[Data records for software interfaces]
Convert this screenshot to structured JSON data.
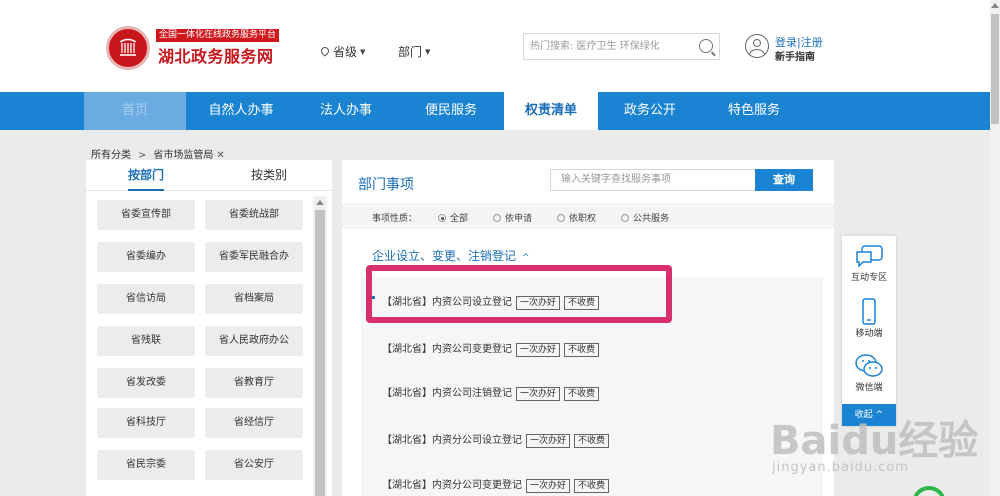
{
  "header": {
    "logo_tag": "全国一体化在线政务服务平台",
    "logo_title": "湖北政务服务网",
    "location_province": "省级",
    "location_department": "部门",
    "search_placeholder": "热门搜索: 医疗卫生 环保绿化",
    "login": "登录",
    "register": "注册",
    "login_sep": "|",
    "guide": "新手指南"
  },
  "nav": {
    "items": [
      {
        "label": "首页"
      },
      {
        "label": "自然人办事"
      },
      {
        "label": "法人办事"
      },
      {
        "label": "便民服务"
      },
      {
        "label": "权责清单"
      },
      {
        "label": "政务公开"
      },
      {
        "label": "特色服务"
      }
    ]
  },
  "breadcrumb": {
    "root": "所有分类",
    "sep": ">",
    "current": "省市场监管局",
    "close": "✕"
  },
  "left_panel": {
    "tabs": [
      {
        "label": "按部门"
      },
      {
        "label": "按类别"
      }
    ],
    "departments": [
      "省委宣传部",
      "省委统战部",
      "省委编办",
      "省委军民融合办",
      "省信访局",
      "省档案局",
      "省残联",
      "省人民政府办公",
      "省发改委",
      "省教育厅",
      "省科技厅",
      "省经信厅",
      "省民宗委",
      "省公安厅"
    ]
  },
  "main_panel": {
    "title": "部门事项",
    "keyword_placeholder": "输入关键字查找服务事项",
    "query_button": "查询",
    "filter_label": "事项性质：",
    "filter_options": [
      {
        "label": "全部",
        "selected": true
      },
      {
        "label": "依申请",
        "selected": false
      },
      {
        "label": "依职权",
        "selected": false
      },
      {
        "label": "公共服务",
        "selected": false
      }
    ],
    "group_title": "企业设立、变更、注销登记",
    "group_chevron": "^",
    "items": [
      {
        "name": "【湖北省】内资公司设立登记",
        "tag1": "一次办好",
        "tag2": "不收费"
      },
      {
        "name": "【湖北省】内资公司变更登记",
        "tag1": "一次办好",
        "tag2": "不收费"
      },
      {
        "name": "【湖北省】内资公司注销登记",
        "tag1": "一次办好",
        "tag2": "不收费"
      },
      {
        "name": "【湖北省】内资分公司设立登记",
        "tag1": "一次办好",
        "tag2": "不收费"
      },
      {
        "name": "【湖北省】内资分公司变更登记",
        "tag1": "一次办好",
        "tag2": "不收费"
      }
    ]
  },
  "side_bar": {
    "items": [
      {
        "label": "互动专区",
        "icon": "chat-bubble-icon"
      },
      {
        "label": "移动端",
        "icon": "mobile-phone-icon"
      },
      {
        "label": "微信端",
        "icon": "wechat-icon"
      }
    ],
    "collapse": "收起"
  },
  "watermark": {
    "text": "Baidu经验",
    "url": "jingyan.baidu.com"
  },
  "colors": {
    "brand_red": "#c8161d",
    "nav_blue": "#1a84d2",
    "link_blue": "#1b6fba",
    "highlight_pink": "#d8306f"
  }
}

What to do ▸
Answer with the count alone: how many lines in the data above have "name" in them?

Result of this task ▸
5